> DATASET EXCERPTS:
★ ★ ★ ★

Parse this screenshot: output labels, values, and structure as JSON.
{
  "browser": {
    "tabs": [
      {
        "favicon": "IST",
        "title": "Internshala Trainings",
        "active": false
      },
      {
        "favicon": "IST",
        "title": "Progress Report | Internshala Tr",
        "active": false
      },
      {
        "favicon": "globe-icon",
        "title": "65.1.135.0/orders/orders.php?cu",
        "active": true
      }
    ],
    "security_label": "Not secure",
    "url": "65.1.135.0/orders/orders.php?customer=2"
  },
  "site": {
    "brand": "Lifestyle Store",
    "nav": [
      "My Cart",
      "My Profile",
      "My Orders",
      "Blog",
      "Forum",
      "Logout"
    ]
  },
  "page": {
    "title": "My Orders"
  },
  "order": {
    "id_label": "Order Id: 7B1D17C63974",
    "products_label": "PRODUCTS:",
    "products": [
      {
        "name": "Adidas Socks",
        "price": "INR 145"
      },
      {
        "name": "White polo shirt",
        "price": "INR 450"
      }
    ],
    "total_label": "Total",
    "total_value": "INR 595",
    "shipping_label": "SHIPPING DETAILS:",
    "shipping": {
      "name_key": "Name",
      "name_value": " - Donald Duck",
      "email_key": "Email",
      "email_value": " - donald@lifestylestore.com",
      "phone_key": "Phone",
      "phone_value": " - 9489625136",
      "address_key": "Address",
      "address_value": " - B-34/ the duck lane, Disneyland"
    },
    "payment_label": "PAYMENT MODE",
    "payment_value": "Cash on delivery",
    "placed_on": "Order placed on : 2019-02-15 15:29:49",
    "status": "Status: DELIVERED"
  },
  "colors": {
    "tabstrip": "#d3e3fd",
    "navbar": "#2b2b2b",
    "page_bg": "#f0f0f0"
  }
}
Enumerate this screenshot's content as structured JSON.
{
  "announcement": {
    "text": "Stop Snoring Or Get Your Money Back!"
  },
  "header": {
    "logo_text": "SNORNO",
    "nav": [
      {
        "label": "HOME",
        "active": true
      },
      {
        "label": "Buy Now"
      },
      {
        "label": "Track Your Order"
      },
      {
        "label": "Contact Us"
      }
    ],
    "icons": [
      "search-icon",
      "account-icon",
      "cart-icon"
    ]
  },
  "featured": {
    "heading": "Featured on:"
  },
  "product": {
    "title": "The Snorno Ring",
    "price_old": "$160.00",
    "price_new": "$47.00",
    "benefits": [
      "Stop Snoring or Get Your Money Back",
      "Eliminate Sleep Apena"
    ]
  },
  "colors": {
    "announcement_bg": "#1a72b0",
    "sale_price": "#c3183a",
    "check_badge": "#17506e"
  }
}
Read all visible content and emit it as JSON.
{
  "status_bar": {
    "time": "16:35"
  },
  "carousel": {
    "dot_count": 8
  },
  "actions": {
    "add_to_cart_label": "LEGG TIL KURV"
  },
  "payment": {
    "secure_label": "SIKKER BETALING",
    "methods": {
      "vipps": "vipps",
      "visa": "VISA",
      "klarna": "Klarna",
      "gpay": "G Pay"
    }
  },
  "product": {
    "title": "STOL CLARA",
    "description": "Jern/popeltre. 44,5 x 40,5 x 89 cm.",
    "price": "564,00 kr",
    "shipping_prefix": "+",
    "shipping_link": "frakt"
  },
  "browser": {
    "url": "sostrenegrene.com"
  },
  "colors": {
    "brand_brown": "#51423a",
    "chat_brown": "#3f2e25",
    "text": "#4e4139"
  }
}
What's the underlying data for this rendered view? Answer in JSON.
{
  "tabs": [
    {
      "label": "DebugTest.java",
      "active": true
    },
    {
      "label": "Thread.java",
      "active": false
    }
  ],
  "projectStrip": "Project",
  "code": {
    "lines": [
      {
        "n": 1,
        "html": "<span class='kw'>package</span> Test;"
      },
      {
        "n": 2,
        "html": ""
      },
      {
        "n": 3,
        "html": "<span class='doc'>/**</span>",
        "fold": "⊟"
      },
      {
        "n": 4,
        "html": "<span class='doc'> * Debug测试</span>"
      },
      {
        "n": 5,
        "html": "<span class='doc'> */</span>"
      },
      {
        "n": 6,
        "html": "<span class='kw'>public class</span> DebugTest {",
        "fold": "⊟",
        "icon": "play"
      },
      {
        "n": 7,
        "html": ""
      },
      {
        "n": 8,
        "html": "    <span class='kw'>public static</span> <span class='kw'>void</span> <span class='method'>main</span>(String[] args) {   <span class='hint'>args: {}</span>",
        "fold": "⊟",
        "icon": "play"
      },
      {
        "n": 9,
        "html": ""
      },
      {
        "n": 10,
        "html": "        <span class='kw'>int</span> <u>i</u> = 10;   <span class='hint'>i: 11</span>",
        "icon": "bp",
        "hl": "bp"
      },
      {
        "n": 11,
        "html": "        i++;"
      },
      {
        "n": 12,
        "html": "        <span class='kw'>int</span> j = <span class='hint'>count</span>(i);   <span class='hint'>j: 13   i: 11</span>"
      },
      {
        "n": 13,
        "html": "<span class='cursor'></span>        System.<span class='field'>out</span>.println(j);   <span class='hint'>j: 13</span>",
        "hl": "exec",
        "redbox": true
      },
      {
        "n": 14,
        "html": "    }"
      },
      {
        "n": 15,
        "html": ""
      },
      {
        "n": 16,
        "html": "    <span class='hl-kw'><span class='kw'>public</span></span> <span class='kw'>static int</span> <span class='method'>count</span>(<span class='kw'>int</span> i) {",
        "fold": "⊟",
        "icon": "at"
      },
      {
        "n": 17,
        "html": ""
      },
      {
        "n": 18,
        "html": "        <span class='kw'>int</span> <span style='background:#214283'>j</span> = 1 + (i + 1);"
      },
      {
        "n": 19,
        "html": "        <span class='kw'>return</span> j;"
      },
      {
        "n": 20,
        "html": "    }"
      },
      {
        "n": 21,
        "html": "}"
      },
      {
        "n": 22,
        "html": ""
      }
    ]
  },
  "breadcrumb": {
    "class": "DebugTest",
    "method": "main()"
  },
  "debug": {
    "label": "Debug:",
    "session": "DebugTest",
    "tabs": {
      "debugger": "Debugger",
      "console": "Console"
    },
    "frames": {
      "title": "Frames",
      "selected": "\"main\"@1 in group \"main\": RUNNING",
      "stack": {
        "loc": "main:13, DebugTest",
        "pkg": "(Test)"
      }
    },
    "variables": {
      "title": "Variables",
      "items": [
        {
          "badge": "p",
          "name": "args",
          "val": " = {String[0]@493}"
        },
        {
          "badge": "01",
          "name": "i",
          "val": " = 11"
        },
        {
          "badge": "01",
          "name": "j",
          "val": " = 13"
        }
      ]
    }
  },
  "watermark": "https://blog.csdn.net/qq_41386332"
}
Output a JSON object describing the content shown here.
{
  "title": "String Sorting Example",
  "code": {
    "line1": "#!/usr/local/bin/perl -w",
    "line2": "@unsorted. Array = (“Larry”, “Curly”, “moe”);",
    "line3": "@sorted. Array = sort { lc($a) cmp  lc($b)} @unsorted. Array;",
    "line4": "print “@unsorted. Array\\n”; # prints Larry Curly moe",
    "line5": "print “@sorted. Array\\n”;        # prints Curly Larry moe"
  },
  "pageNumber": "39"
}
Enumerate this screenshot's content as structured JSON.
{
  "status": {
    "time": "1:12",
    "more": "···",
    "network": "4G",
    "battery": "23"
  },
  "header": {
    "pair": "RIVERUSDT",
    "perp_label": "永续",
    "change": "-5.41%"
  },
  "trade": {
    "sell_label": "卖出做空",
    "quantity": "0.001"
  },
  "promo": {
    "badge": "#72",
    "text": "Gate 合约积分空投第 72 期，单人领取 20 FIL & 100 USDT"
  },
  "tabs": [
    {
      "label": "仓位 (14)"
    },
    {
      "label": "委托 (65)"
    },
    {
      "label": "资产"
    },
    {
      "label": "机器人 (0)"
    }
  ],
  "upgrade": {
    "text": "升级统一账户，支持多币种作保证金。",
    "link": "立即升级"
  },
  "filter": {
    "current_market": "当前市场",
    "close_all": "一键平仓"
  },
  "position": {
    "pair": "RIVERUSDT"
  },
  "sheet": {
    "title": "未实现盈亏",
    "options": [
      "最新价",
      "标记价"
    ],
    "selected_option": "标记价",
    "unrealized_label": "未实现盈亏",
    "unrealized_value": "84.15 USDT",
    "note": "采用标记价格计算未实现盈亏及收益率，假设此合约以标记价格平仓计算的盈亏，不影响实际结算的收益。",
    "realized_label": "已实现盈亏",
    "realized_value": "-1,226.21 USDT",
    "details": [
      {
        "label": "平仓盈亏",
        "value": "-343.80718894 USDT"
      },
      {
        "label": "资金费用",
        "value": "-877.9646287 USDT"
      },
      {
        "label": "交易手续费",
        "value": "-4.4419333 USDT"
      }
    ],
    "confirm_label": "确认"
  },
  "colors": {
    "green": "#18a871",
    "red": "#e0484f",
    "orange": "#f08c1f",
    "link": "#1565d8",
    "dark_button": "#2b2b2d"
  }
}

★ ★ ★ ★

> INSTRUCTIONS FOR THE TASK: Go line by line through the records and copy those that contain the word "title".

> ANSWER SPACE:
        "title": "Internshala Trainings",
        "title": "Progress Report | Internshala Tr",
        "title": "65.1.135.0/orders/orders.php?cu",
    "title": "My Orders"
    "title": "The Snorno Ring",
    "title": "STOL CLARA",
      "title": "Frames",
      "title": "Variables",
  "title": "String Sorting Example",
    "title": "未实现盈亏",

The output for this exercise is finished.